Eurostar is not a utility, rules High Court

20 Jan 2012

Mr Justice Roth today handed down judgment in the latest instalment of the litigation relating to the procurement of new trains by Eurostar International Limited (“Eurostar”). The Claimant and unsuccessful tenderer, ALSTOM Transport, had previously attempted to seek an interim injunction to restrain Eurostar’s decision to  award the contract to Siemens plc, as well as a declaration that the contract was ‘ineffective’ under Regulation 45J of the Utilities Contracts Regulations 2006 (as amended). Having failed in those applications, ALSTOM was left to pursue its claim on the merits that the procurement process carried out by Eurostar constituted a breach of its duties under the Utilities Contracts Regulations, and/or obligations under an implied tender contract.

Those allegations, however, raised a preliminary issue which was the subject of today’s judgement: is Eurostar a ‘utility’ for the purposes of the Utilities Regulations?
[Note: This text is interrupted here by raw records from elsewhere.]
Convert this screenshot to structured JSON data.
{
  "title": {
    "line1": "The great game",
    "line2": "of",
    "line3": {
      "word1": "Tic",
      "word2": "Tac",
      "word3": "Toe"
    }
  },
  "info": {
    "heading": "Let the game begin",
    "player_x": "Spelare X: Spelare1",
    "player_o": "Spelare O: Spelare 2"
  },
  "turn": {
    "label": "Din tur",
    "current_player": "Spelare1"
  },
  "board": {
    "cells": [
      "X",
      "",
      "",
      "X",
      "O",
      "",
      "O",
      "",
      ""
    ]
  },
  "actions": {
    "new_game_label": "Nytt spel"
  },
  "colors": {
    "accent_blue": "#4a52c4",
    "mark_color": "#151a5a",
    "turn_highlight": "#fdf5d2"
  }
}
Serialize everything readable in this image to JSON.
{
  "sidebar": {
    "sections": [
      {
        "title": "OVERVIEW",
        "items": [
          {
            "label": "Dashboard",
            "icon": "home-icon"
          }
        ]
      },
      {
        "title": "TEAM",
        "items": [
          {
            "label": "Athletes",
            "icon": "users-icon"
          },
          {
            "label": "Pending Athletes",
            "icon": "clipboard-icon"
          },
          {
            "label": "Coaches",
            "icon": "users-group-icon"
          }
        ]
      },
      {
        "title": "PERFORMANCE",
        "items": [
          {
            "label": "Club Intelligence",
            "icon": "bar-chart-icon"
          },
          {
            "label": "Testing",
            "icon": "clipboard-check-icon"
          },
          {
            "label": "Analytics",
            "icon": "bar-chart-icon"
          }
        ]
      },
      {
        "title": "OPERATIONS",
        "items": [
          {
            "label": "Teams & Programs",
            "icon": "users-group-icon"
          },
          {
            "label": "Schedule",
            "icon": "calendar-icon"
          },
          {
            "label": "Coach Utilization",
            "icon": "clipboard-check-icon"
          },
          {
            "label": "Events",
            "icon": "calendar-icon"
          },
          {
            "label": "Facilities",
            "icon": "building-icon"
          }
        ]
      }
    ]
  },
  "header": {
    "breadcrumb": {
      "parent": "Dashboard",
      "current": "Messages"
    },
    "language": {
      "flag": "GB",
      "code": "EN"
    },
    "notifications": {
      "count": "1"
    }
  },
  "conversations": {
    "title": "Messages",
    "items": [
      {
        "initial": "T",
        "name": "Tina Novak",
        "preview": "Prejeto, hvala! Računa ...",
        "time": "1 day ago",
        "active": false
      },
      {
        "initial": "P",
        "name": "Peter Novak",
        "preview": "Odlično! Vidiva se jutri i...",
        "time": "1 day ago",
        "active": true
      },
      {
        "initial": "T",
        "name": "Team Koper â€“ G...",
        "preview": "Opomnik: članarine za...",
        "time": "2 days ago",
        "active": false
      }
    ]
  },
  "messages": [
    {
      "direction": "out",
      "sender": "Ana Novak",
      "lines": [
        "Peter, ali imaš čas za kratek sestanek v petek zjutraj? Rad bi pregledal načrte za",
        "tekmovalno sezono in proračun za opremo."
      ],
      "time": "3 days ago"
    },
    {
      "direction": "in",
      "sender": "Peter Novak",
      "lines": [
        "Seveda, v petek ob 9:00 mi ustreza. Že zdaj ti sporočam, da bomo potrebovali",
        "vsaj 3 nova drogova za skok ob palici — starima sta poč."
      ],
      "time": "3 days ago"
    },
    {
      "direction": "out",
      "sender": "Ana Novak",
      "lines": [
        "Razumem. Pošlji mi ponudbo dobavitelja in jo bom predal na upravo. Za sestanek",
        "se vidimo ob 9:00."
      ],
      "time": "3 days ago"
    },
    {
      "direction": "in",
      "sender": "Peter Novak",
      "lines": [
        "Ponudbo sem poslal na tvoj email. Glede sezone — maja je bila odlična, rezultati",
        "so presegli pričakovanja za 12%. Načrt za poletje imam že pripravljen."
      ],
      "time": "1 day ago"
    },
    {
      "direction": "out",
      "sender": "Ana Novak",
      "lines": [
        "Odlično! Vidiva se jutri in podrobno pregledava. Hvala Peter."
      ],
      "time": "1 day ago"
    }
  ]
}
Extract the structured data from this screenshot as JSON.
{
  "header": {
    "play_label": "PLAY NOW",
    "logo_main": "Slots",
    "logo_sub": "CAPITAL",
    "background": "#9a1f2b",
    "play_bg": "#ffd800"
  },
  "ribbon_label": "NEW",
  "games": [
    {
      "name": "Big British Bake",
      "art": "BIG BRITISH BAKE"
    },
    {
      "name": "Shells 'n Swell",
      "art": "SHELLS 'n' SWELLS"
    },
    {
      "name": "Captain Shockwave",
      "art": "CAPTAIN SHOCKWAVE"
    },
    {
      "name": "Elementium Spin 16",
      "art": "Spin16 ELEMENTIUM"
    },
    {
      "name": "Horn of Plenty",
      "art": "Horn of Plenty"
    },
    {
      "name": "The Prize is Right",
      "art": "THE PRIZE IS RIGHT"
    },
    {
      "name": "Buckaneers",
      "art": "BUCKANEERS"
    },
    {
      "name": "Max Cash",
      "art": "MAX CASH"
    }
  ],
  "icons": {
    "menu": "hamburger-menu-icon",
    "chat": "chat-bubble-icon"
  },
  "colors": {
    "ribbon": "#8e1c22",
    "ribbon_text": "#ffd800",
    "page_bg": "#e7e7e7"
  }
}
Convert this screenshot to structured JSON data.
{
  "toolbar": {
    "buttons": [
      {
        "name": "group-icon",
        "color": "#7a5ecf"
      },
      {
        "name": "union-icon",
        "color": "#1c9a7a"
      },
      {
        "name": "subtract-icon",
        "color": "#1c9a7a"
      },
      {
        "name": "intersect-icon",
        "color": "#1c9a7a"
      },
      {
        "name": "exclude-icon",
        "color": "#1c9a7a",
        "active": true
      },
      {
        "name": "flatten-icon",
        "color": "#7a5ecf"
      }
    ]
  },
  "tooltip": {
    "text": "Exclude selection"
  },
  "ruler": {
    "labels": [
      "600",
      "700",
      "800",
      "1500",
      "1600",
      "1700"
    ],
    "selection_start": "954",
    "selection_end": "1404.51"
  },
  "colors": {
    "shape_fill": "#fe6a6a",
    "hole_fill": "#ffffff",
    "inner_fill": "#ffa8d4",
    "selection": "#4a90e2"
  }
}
The High Court has unequivocally ruled that it is not, and therefore ALSTOM can no longer proceed with those aspects of its claim based on Eurostar’s alleged duties as a utility. The decisive feature of the judgment is Roth J’s finding that Eurostar does not operate a network, an essential component of the definition of ‘utility’ under the Regulations, on the grounds that it does not provide or operate railway infrastructure, nor does it provide services pursuant to  relevant  conditions laid down by or under the law.  However, Roth J has also ruled in Eurostar’s favour on a number of other important points, in finding for instance that its services are of a commercial character rather than meeting needs in the ‘general interest’, and that it does not operate on the basis of special or exclusive rights.

The judgment thus  strongly supports Eurostar position in the claim as well as representing an important contribution to the development of procurement law in the utilities context. In terms of its wider significance, the judgment also considers the duty of a national court to disapply provisions of national law that are inconsistent with an EU directive, concluding (again in line with Eurostar’s submissions on the point) that there is no general requirement to do so in claims against private parties.

Michael Bowsher QC and Ewan West (instructed by Burges Salmon LLP) appeared on behalf of Eurostar at the hearing.”